39. While Christian songs can be "preachy" and tell the listener what to do, "worship" songs should not. Larry Norman's "Why Don't You Look Into Jesus" is a good Christian song, but that's not a statement that the congregation as a whole would make in a worship setting.
40. One of my tricks when I'm writing a worship song is that I don't give it an official "title" until I'm done working through it and revising it and making it work right. If I'm working on a song and I call it "You Lift Me Up," and then as I'm working through the song I realize that it's really not a song about God lifting me up... once I've given the song a title, it's very hard to change the title words in the song.
41. This is sort of a pet peeve with me in terms of how people make hymns (and Christmas carols) "contemporary" - for the congregation who is singing the song, the words should move along at a moderate pace - and if you're double timing the guitar part U2 style to make the song more exciting, you're probably also singing it even slower than you would otherwise. Assuming you have a recording setup, record the guitar/piano part and then force yourself to just sing along with the song and try to sense whether it feels like you're holding out every word forever... for a congregational worship song, the CONGREGATION need to feel like the song is moving at a good singing pace.

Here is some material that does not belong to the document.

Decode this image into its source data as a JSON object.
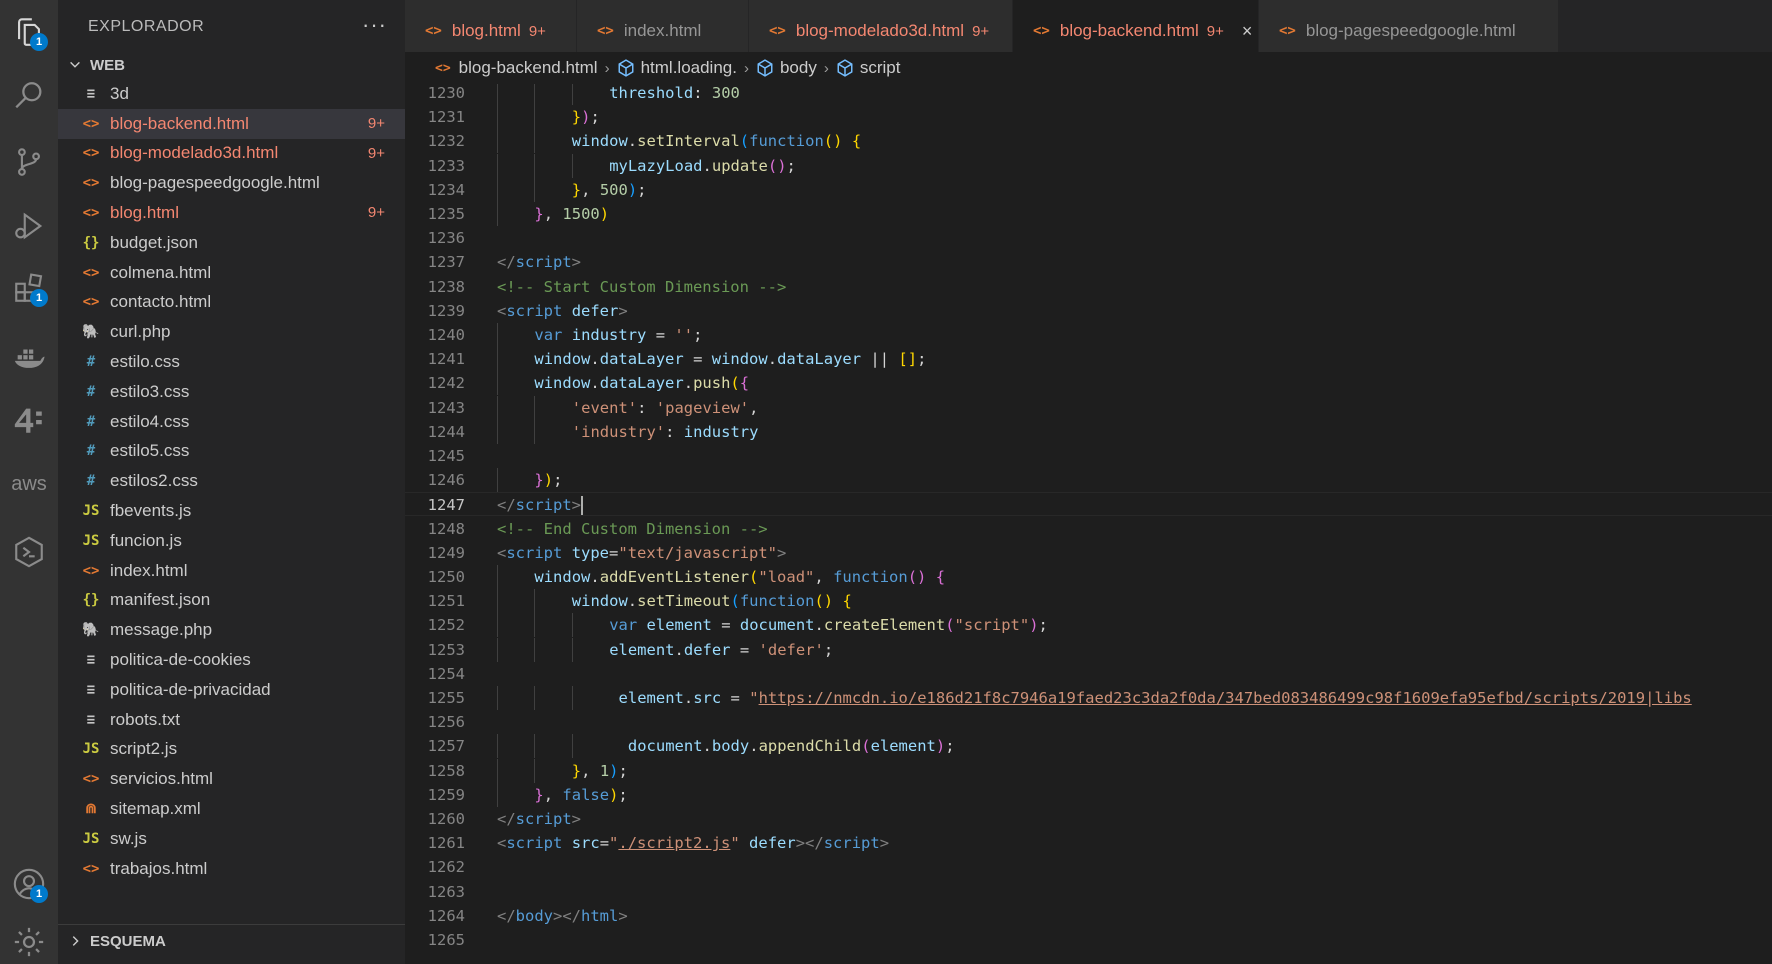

42. Pay attention to the TIMELINE of the song, although with worship songs, most of them are mostly in the current moment... but pay attention to which things the singer is saying happened in the past, which things are happening as he/she is singing, and which things will (hopefully or not) happen in the future. And think about whether that timeline could be shifted. For example, the other day I did one of my songs that starts out with a lot of "In my weakness, you made me strong" past-tense stuff and it occurred to me while I was practicing that it might work better in the present - "In my weakness, you MAKE me strong." Be aware of the timeline and consider how you can make it work for you.
43. When you think the song is done, share it with others who trust you enough to be able to give honest feedback. I find it very helpful to debut a song with our worship team as a pre-service song and get input on singability from those who are around. It also points out to me where my transcription doesn't match what I'm actually singing or playing!

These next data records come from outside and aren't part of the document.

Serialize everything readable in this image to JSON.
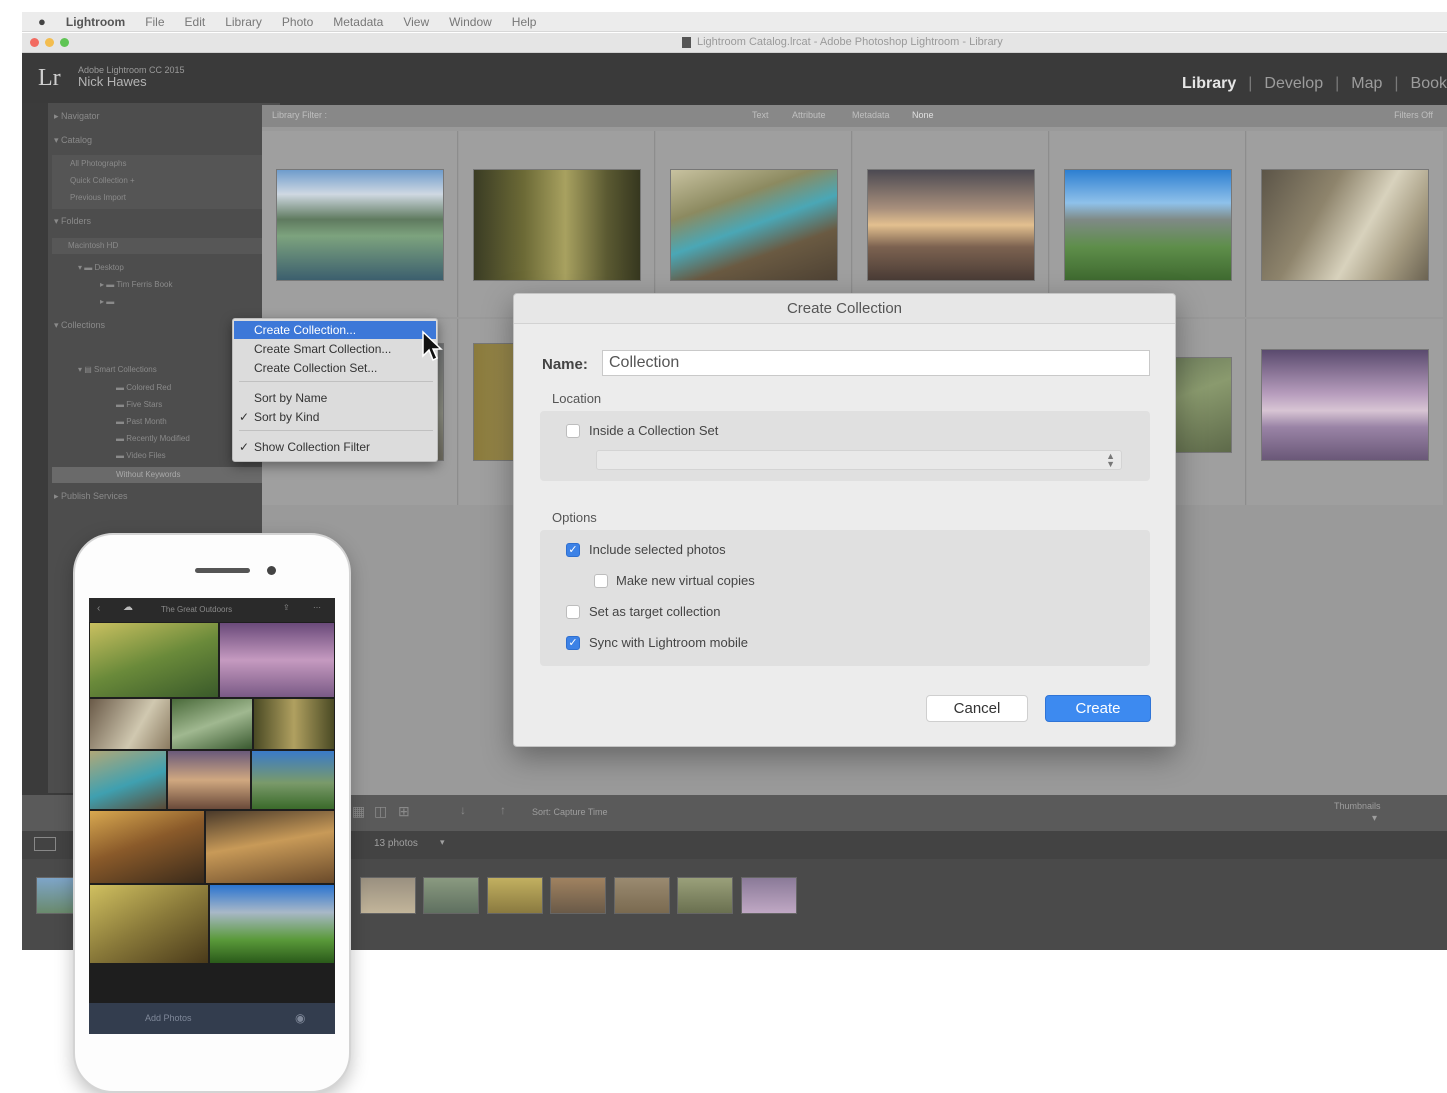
{
  "menubar": {
    "apple": "",
    "items": [
      "Lightroom",
      "File",
      "Edit",
      "Library",
      "Photo",
      "Metadata",
      "View",
      "Window",
      "Help"
    ]
  },
  "window": {
    "title": "Lightroom Catalog.lrcat - Adobe Photoshop Lightroom - Library"
  },
  "lightroom": {
    "logo": "Lr",
    "user_line": "Adobe Lightroom CC 2015",
    "user_name": "Nick Hawes",
    "modules": [
      {
        "label": "Library",
        "active": true
      },
      {
        "label": "Develop",
        "active": false
      },
      {
        "label": "Map",
        "active": false
      },
      {
        "label": "Book",
        "active": false
      }
    ]
  },
  "left_panel": {
    "sections": [
      "Navigator",
      "Catalog",
      "Folders",
      "Collections",
      "Publish Services"
    ],
    "catalog_items": [
      "All Photographs",
      "Quick Collection +",
      "Previous Import"
    ],
    "folder_items": [
      "Macintosh HD",
      "Desktop",
      "Tim Ferris Book"
    ],
    "collection_items": [
      "Smart Collections",
      "Colored Red",
      "Five Stars",
      "Past Month",
      "Recently Modified",
      "Video Files",
      "Without Keywords"
    ]
  },
  "grid_header": {
    "label": "Library Filter :",
    "tabs": [
      "Text",
      "Attribute",
      "Metadata",
      "None"
    ],
    "right": "Filters Off"
  },
  "toolbar": {
    "sort_label": "Sort: Capture Time",
    "thumbnails_label": "Thumbnails"
  },
  "filmstrip": {
    "source": "13 photos"
  },
  "context_menu": {
    "items": [
      {
        "label": "Create Collection...",
        "highlighted": true,
        "checked": false
      },
      {
        "label": "Create Smart Collection...",
        "highlighted": false,
        "checked": false
      },
      {
        "label": "Create Collection Set...",
        "highlighted": false,
        "checked": false
      },
      {
        "label": "Sort by Name",
        "highlighted": false,
        "checked": false
      },
      {
        "label": "Sort by Kind",
        "highlighted": false,
        "checked": true
      },
      {
        "label": "Show Collection Filter",
        "highlighted": false,
        "checked": true
      }
    ],
    "check_glyph": "✓"
  },
  "dialog": {
    "title": "Create Collection",
    "name_label": "Name:",
    "name_value": "Collection",
    "location_heading": "Location",
    "inside_set_label": "Inside a Collection Set",
    "inside_set_checked": false,
    "options_heading": "Options",
    "options": [
      {
        "label": "Include selected photos",
        "checked": true
      },
      {
        "label": "Make new virtual copies",
        "checked": false
      },
      {
        "label": "Set as target collection",
        "checked": false
      },
      {
        "label": "Sync with Lightroom mobile",
        "checked": true
      }
    ],
    "cancel_label": "Cancel",
    "create_label": "Create",
    "accent": "#3d8af0"
  },
  "phone": {
    "collection_title": "The Great Outdoors",
    "bottom_label": "Add Photos"
  }
}
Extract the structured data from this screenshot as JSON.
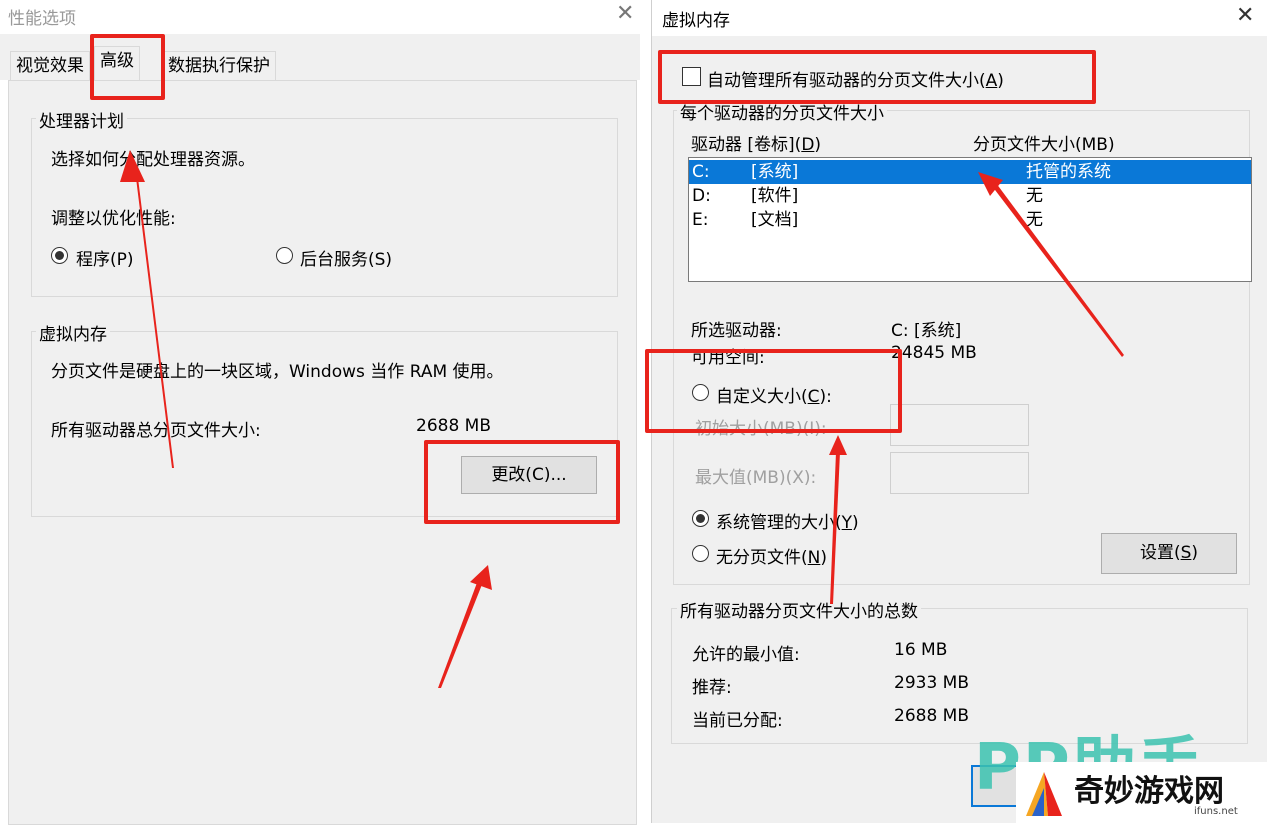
{
  "perf_dialog": {
    "title": "性能选项",
    "tabs": [
      "视觉效果",
      "高级",
      "数据执行保护"
    ],
    "processor_group": {
      "legend": "处理器计划",
      "desc": "选择如何分配处理器资源。",
      "adjust_label": "调整以优化性能:",
      "radio_program": "程序(P)",
      "radio_service": "后台服务(S)"
    },
    "vm_group": {
      "legend": "虚拟内存",
      "desc": "分页文件是硬盘上的一块区域，Windows 当作 RAM 使用。",
      "total_label": "所有驱动器总分页文件大小:",
      "total_value": "2688 MB",
      "change_button": "更改(C)..."
    }
  },
  "vm_dialog": {
    "title": "虚拟内存",
    "auto_manage": {
      "prefix": "自动管理所有驱动器的分页文件大小(",
      "key": "A",
      "suffix": ")"
    },
    "per_drive_legend": "每个驱动器的分页文件大小",
    "col_drive": {
      "prefix": "驱动器 [卷标](",
      "key": "D",
      "suffix": ")"
    },
    "col_size": "分页文件大小(MB)",
    "drives": [
      {
        "letter": "C:",
        "label": "[系统]",
        "size": "托管的系统"
      },
      {
        "letter": "D:",
        "label": "[软件]",
        "size": "无"
      },
      {
        "letter": "E:",
        "label": "[文档]",
        "size": "无"
      }
    ],
    "selected_drive_label": "所选驱动器:",
    "selected_drive_value": "C:  [系统]",
    "free_space_label": "可用空间:",
    "free_space_value": "24845 MB",
    "custom_size": {
      "prefix": "自定义大小(",
      "key": "C",
      "suffix": "):"
    },
    "initial_size_label": "初始大小(MB)(I):",
    "max_size_label": "最大值(MB)(X):",
    "system_managed": {
      "prefix": "系统管理的大小(",
      "key": "Y",
      "suffix": ")"
    },
    "no_paging": {
      "prefix": "无分页文件(",
      "key": "N",
      "suffix": ")"
    },
    "set_button": {
      "prefix": "设置(",
      "key": "S",
      "suffix": ")"
    },
    "totals_legend": "所有驱动器分页文件大小的总数",
    "min_allowed_label": "允许的最小值:",
    "min_allowed_value": "16 MB",
    "recommended_label": "推荐:",
    "recommended_value": "2933 MB",
    "current_label": "当前已分配:",
    "current_value": "2688 MB"
  },
  "watermark": {
    "pp_text": "PP助手",
    "site_name": "奇妙游戏网",
    "site_url": "ifuns.net"
  },
  "colors": {
    "annotation": "#e8231c",
    "selection": "#0a78d7",
    "pp_teal": "#3cc3b0"
  }
}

44. Worship is to God. Personally I dislike songs that talk about the sinner down the street. While we must keep those people in mind and in heart, these songs are hardly congregational and are not real worshipful songs, as they are not to God. Also songs that discuss our former sins, they are not worship songs. Though it must be kept in mind how God turned us around we must not dwell in the past or on our sins.
45. Start with lyrics or with a melody and/or chord progression.
In the beginning I started with lyrics. I'd get some truths scribbled down and pick one of the lines to try singing out ... to whatever tune came to me. I know that sounds cheesy, but that's what I did! And it even worked! Then I would build the melody around that line and figure out chords later. (Unfortunately, I usually found these melodies pretty hard to play on an instrument other than my own vocal chords, so buyer beware).
Nowadays I still start with lyrics - though it might be just a few random lines and an overall theme - then I play some chord progressions on the piano (for instance, C G Am F, repeated) until I come up with one that seems to fit the lyrics both melodically and rhythmically. Then I fill in the additional lyrics as needed.
For those of you who are strong instrumentalists and can come up with great riffs and rhythms and progressions, you might want to start there and then sing out scripture as you play. This is what Charlie Hall does with his band. He brings lyrics, they bring riffs and instrumentals - and they mesh them together.
46. Remember that not everyone will like your songs.